■ **ACTIVITY**:
If a line in the entries below includes "rechts", show that line.

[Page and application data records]
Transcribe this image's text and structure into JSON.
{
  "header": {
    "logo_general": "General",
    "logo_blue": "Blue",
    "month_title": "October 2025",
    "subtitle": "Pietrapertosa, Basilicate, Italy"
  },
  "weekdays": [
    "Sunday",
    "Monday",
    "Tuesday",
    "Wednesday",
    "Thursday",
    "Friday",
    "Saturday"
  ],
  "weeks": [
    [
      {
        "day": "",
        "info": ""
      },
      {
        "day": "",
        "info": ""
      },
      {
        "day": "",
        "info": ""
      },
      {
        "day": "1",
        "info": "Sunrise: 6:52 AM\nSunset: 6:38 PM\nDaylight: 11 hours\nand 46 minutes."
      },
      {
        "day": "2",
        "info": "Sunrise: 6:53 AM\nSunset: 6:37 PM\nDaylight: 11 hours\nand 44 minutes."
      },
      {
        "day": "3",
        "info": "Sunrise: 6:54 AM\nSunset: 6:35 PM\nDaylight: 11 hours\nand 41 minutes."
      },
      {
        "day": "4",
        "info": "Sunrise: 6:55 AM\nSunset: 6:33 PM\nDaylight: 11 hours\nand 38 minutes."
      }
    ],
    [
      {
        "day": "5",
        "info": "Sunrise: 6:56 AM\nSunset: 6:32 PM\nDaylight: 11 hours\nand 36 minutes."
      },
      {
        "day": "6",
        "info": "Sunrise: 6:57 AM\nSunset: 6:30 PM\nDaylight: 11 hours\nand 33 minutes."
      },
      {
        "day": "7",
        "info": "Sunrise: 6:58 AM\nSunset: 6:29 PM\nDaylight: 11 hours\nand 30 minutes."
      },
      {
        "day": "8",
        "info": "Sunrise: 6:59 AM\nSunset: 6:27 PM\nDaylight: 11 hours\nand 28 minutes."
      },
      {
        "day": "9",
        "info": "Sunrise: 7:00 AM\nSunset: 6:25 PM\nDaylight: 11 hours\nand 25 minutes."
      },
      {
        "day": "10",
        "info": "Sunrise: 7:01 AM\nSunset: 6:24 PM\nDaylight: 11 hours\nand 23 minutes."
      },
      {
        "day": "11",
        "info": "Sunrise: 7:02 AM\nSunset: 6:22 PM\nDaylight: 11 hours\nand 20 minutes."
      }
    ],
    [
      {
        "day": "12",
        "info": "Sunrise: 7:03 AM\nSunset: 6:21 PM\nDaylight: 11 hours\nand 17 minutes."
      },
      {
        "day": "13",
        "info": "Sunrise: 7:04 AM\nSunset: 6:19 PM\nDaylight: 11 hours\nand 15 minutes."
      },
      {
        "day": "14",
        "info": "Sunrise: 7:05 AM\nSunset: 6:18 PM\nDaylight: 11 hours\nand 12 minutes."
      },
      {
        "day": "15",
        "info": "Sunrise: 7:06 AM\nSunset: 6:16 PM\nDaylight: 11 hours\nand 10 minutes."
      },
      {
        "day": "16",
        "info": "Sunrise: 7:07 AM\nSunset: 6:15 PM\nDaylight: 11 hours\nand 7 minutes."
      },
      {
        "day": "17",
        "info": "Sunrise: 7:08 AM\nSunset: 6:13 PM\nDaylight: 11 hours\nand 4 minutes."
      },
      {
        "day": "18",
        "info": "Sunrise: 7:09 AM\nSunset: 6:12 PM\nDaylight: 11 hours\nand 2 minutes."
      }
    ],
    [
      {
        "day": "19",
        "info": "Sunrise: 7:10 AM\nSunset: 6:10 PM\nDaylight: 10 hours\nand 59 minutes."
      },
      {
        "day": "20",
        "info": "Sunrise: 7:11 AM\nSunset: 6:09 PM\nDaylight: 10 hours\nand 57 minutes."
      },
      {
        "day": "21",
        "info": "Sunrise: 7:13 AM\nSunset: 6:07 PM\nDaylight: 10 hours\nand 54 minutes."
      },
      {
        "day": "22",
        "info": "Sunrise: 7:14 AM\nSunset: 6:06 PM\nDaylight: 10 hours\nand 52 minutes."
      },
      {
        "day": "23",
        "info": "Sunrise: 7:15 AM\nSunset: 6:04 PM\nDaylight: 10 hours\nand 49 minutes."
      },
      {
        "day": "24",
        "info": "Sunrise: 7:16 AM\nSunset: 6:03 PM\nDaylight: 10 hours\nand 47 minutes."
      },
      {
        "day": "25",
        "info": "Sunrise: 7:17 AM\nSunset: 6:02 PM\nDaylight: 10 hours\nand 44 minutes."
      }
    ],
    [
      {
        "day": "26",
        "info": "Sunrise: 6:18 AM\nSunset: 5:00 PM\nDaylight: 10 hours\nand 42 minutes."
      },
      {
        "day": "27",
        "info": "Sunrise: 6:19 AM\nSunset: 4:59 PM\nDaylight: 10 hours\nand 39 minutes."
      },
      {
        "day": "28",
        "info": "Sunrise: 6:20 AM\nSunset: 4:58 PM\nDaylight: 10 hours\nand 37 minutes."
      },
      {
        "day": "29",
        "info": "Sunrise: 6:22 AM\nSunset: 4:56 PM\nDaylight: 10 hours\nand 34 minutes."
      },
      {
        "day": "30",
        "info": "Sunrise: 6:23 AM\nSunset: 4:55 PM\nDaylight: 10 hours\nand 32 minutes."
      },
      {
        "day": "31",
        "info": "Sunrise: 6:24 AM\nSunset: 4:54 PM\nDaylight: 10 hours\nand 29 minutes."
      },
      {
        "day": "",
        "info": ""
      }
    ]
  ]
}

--

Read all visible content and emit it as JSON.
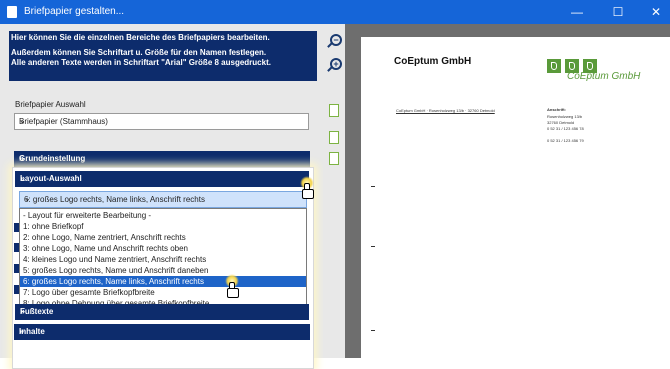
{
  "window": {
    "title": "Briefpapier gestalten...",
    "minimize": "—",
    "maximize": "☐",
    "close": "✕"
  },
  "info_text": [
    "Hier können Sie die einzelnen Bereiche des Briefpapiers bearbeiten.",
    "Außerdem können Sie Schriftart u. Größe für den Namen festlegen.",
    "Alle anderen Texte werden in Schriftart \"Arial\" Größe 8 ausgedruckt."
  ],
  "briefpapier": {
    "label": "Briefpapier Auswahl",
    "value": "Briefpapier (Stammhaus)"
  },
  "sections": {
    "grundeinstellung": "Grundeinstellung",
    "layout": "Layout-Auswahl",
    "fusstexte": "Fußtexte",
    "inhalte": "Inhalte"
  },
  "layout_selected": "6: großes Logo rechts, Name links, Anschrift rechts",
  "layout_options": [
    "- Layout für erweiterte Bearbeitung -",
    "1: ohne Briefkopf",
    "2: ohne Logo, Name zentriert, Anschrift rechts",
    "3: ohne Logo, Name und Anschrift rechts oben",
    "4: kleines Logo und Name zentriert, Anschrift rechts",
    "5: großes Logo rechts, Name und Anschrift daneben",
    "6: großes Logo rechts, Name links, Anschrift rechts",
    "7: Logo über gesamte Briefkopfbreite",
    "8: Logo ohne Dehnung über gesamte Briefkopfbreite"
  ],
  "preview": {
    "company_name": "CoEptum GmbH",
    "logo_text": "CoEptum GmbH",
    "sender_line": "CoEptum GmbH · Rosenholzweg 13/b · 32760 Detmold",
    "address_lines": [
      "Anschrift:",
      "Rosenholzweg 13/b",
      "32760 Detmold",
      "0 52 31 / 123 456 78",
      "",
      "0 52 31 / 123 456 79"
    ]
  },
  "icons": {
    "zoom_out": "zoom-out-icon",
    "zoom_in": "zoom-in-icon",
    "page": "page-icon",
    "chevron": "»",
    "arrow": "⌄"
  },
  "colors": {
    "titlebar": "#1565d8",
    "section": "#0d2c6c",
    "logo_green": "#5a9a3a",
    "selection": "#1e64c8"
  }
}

■ **REPLY TO THE EXERCISE**:
  "layout_selected": "6: großes Logo rechts, Name links, Anschrift rechts",
    "2: ohne Logo, Name zentriert, Anschrift rechts",
    "3: ohne Logo, Name und Anschrift rechts oben",
    "4: kleines Logo und Name zentriert, Anschrift rechts",
    "5: großes Logo rechts, Name und Anschrift daneben",
    "6: großes Logo rechts, Name links, Anschrift rechts",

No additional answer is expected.